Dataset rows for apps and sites
Content starts

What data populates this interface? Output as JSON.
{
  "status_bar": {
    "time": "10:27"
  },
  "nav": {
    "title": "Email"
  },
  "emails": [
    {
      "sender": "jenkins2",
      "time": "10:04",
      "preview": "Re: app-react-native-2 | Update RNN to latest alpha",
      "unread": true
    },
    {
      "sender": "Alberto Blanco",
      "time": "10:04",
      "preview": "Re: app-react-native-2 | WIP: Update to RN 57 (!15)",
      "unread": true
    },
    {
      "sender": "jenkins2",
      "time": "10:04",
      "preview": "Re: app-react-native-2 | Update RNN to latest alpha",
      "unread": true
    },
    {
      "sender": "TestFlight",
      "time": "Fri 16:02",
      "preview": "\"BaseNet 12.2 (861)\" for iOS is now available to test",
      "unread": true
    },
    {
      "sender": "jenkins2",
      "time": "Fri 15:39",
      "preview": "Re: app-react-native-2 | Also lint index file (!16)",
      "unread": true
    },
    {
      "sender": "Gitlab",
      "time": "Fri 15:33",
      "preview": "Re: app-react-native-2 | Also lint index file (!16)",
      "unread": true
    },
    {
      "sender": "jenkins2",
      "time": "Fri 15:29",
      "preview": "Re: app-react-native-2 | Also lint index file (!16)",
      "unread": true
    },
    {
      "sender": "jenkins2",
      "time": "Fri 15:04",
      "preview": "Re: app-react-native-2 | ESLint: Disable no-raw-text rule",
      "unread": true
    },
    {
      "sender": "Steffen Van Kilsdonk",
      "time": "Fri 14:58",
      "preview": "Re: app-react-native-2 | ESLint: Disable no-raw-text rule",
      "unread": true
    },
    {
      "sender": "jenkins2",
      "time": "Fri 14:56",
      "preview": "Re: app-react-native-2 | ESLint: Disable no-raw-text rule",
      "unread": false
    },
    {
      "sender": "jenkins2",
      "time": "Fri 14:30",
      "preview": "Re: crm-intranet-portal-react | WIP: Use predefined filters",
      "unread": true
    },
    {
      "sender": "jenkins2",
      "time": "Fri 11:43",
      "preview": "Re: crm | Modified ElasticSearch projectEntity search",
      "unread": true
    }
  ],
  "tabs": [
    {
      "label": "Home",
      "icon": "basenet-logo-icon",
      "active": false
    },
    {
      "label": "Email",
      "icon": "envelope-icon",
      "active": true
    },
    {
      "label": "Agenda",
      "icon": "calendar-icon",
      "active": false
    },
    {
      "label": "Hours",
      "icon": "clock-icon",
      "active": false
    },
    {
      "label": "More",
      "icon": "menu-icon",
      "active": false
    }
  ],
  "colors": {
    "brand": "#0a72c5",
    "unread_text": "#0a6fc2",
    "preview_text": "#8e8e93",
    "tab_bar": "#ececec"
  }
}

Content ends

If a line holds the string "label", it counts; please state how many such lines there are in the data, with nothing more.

5